- Opening Delimiter -

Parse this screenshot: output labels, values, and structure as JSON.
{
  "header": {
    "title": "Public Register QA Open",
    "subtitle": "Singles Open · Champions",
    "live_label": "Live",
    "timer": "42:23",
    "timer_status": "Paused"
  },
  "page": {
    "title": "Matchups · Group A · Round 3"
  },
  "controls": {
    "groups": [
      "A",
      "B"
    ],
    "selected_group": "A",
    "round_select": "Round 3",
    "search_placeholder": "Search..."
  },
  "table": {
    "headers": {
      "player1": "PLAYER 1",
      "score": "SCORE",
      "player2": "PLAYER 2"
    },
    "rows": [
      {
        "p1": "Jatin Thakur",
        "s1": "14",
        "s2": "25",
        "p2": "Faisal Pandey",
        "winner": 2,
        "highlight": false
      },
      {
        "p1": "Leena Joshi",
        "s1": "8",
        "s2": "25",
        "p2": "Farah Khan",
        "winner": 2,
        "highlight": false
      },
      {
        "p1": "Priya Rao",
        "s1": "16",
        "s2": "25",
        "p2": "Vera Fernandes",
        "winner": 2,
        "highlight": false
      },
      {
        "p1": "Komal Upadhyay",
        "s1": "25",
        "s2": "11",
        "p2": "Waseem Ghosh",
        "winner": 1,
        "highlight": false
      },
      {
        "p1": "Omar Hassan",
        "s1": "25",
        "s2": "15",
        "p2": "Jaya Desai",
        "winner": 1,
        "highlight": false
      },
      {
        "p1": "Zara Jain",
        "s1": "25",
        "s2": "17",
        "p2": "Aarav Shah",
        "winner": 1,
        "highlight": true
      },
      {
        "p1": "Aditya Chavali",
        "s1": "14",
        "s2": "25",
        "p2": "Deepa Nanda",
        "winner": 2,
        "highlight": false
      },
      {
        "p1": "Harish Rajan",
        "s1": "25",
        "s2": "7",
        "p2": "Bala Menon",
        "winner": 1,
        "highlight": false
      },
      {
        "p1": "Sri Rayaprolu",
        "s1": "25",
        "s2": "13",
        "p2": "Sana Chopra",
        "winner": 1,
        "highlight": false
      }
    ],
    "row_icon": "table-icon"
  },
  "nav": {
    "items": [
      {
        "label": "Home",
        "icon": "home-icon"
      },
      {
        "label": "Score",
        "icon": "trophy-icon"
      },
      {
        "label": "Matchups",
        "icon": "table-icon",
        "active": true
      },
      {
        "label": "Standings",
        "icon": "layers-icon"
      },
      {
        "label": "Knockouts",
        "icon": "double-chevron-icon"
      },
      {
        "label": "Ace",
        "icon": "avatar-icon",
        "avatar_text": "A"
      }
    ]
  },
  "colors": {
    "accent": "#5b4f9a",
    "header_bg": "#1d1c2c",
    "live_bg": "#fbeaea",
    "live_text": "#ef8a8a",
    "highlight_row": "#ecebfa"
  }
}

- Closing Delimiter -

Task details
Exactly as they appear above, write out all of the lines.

Exercise output
Parse this screenshot: output labels, values, and structure as JSON.
{
  "header": {
    "title": "Public Register QA Open",
    "subtitle": "Singles Open · Champions",
    "live_label": "Live",
    "timer": "42:23",
    "timer_status": "Paused"
  },
  "page": {
    "title": "Matchups · Group A · Round 3"
  },
  "controls": {
    "groups": [
      "A",
      "B"
    ],
    "selected_group": "A",
    "round_select": "Round 3",
    "search_placeholder": "Search..."
  },
  "table": {
    "headers": {
      "player1": "PLAYER 1",
      "score": "SCORE",
      "player2": "PLAYER 2"
    },
    "rows": [
      {
        "p1": "Jatin Thakur",
        "s1": "14",
        "s2": "25",
        "p2": "Faisal Pandey",
        "winner": 2,
        "highlight": false
      },
      {
        "p1": "Leena Joshi",
        "s1": "8",
        "s2": "25",
        "p2": "Farah Khan",
        "winner": 2,
        "highlight": false
      },
      {
        "p1": "Priya Rao",
        "s1": "16",
        "s2": "25",
        "p2": "Vera Fernandes",
        "winner": 2,
        "highlight": false
      },
      {
        "p1": "Komal Upadhyay",
        "s1": "25",
        "s2": "11",
        "p2": "Waseem Ghosh",
        "winner": 1,
        "highlight": false
      },
      {
        "p1": "Omar Hassan",
        "s1": "25",
        "s2": "15",
        "p2": "Jaya Desai",
        "winner": 1,
        "highlight": false
      },
      {
        "p1": "Zara Jain",
        "s1": "25",
        "s2": "17",
        "p2": "Aarav Shah",
        "winner": 1,
        "highlight": true
      },
      {
        "p1": "Aditya Chavali",
        "s1": "14",
        "s2": "25",
        "p2": "Deepa Nanda",
        "winner": 2,
        "highlight": false
      },
      {
        "p1": "Harish Rajan",
        "s1": "25",
        "s2": "7",
        "p2": "Bala Menon",
        "winner": 1,
        "highlight": false
      },
      {
        "p1": "Sri Rayaprolu",
        "s1": "25",
        "s2": "13",
        "p2": "Sana Chopra",
        "winner": 1,
        "highlight": false
      }
    ],
    "row_icon": "table-icon"
  },
  "nav": {
    "items": [
      {
        "label": "Home",
        "icon": "home-icon"
      },
      {
        "label": "Score",
        "icon": "trophy-icon"
      },
      {
        "label": "Matchups",
        "icon": "table-icon",
        "active": true
      },
      {
        "label": "Standings",
        "icon": "layers-icon"
      },
      {
        "label": "Knockouts",
        "icon": "double-chevron-icon"
      },
      {
        "label": "Ace",
        "icon": "avatar-icon",
        "avatar_text": "A"
      }
    ]
  },
  "colors": {
    "accent": "#5b4f9a",
    "header_bg": "#1d1c2c",
    "live_bg": "#fbeaea",
    "live_text": "#ef8a8a",
    "highlight_row": "#ecebfa"
  }
}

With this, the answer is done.